These movies constructed white men as heroes and guardians of morality and civilization, white women as frail but morally superior figures, and African-American and immigrant men and women as uncontrollable sexual deviants who threatened civilization. These films reflected the fears of the white middle class that massive immigration, waves of black migration to the North, and the increasingly public role of women were irrevocably changing American society and threatening the power of the traditional dominant group in the United States: white middle- and upper-class men.
In the 1910s and 1920s the film industry was fascinated with rape in silent feature films. Out of a sample of fifteen of the most popular feature films from 1915 through 1927, eleven contained single or multiple scenes of attempted rape.(1) The attempted rape served as a transitional point for the films and indicated some momentous change in the story line was about to occur. But more importantly rape also acted as a metaphor for larger cultural concerns. Indeed, the action initiated by the sexual violence operated as a symbolic episode that legitimized the power and dominance of white men of the middle and upper classes, who were united through a common culture of respectability that emphasized etiquette and genteel values (Bushman, 1993). Attempted rape scenes in these popular films developed a triangular relationship between the white, manly hero saving his white, female love interest from the sexual violence of the African-American or immigrant rapist.

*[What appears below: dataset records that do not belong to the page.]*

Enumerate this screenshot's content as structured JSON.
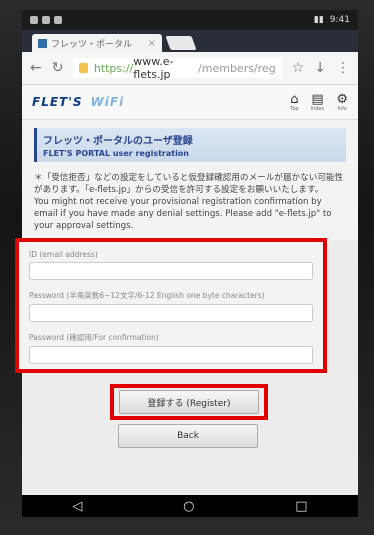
{
  "status": {
    "time": "9:41"
  },
  "browser": {
    "tab_title": "フレッツ・ポータル",
    "url_scheme": "https://",
    "url_host": "www.e-flets.jp",
    "url_path": "/members/reg"
  },
  "site": {
    "logo_text": "FLET'S",
    "logo_wifi": "WiFi",
    "icons": [
      {
        "label": "Top"
      },
      {
        "label": "Index"
      },
      {
        "label": "Info"
      }
    ]
  },
  "page": {
    "title_jp": "フレッツ・ポータルのユーザ登録",
    "title_en": "FLET'S PORTAL user registration",
    "notice_jp": "＊「受信拒否」などの設定をしていると仮登録確認用のメールが届かない可能性があります。「e-flets.jp」からの受信を許可する設定をお願いいたします。",
    "notice_en": "You might not receive your provisional registration confirmation by email if you have made any denial settings. Please add \"e-flets.jp\" to your approval settings."
  },
  "form": {
    "id_label": "ID (email address)",
    "password_label": "Password (半角英数6~12文字/6-12 English one byte characters)",
    "confirm_label": "Password (確認用/For confirmation)"
  },
  "buttons": {
    "register": "登録する (Register)",
    "back": "Back"
  }
}
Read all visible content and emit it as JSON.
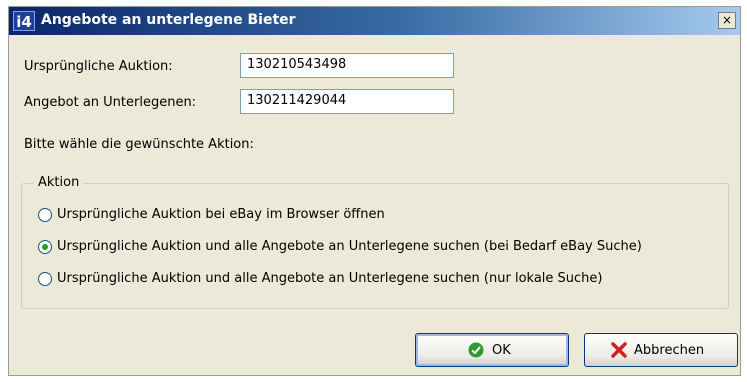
{
  "window": {
    "title": "Angebote an unterlegene Bieter",
    "app_icon_text": "i4",
    "close_glyph": "×"
  },
  "form": {
    "orig_auction_label": "Ursprüngliche Auktion:",
    "orig_auction_value": "130210543498",
    "offer_label": "Angebot an Unterlegenen:",
    "offer_value": "130211429044",
    "instruction": "Bitte wähle die gewünschte Aktion:"
  },
  "group": {
    "legend": "Aktion",
    "options": [
      {
        "label": "Ursprüngliche Auktion bei eBay im Browser öffnen",
        "selected": false
      },
      {
        "label": "Ursprüngliche Auktion und alle Angebote an Unterlegene suchen (bei Bedarf eBay Suche)",
        "selected": true
      },
      {
        "label": "Ursprüngliche Auktion und alle Angebote an Unterlegene suchen (nur lokale Suche)",
        "selected": false
      }
    ]
  },
  "buttons": {
    "ok_label": "OK",
    "cancel_label": "Abbrechen",
    "ok_icon": "check-icon",
    "cancel_icon": "cross-icon"
  },
  "colors": {
    "titlebar_start": "#0a246a",
    "titlebar_end": "#a6caf0",
    "dialog_bg": "#ece9d8",
    "ok_green": "#2f9a2f",
    "cancel_red": "#d02020"
  }
}
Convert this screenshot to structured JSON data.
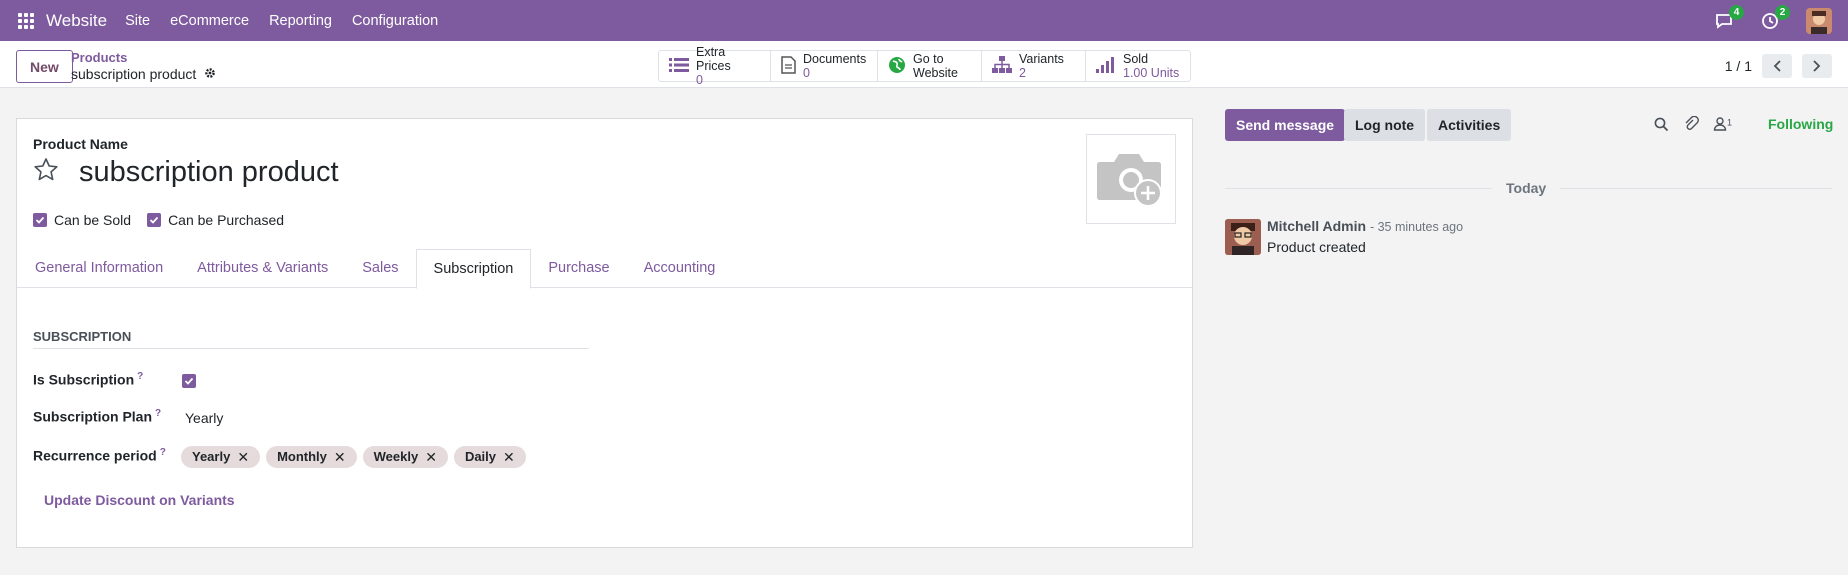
{
  "navbar": {
    "app_name": "Website",
    "menu": [
      "Site",
      "eCommerce",
      "Reporting",
      "Configuration"
    ],
    "messages_badge": "4",
    "activities_badge": "2"
  },
  "control": {
    "new_label": "New",
    "breadcrumb_parent": "Products",
    "breadcrumb_current": "subscription product",
    "stats": [
      {
        "label": "Extra Prices",
        "value": "0",
        "icon": "list-icon"
      },
      {
        "label": "Documents",
        "value": "0",
        "icon": "file-icon"
      },
      {
        "label": "Go to",
        "value": "Website",
        "icon": "globe-icon"
      },
      {
        "label": "Variants",
        "value": "2",
        "icon": "sitemap-icon"
      },
      {
        "label": "Sold",
        "value": "1.00 Units",
        "icon": "signal-icon"
      }
    ],
    "pager": "1 / 1"
  },
  "form": {
    "product_name_label": "Product Name",
    "product_name": "subscription product",
    "can_be_sold": "Can be Sold",
    "can_be_purchased": "Can be Purchased",
    "tabs": [
      "General Information",
      "Attributes & Variants",
      "Sales",
      "Subscription",
      "Purchase",
      "Accounting"
    ],
    "active_tab": "Subscription",
    "section_title": "SUBSCRIPTION",
    "is_subscription_label": "Is Subscription",
    "subscription_plan_label": "Subscription Plan",
    "subscription_plan_value": "Yearly",
    "recurrence_label": "Recurrence period",
    "recurrence_tags": [
      "Yearly",
      "Monthly",
      "Weekly",
      "Daily"
    ],
    "update_discount": "Update Discount on Variants",
    "help_mark": "?"
  },
  "chatter": {
    "send_message": "Send message",
    "log_note": "Log note",
    "activities": "Activities",
    "followers_count": "1",
    "following": "Following",
    "today": "Today",
    "author": "Mitchell Admin",
    "time": "- 35 minutes ago",
    "body": "Product created"
  },
  "colors": {
    "brand": "#7e5a9e",
    "success": "#28a745"
  }
}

Such plots were based upon a long tradition of melodramatic story-telling with clearly defined notions of good and evil, and many films followed the time-worn traditions of the past. But because films defined white men as good and powerful, white women as objects of sexual violence or adoration, and African-American and immigrant men as violent, all helped to reinforce the cultural perception that white middle-class men were powerful, and that civilization depended on that power. These films defined images of all three types of people by juxtaposing them against the others: logical and powerful white manhood contrasted with weak and passive womanhood and with the destructive sexual energy of the more "primitive" manhood of African-American and southern- and eastern-European men. In short, silent feature films often used rape to preserve and support dominant white manhood, to subordinate women, and to perpetuate negative stereotypes of non-Caucasian males. Further, the metaphorical form these movies used to convey that power--rape--also created a highly charged atmosphere of sexuality.
Dersu Uzala :
This film, directed not by a Russian but a Japanese (the famous director, Kurosawa) using mostly Russian or Soviet actors and staff, is nonetheless a classic of Russian cinema in the same way that the St. Basil's Cathedral in Moscow is a symbol of Russia despite having been designed by an Italian. An Imperial Russian Army survey party in pre pre-WW1 times goes to chart previously uncharted lands in Eastern Siberia.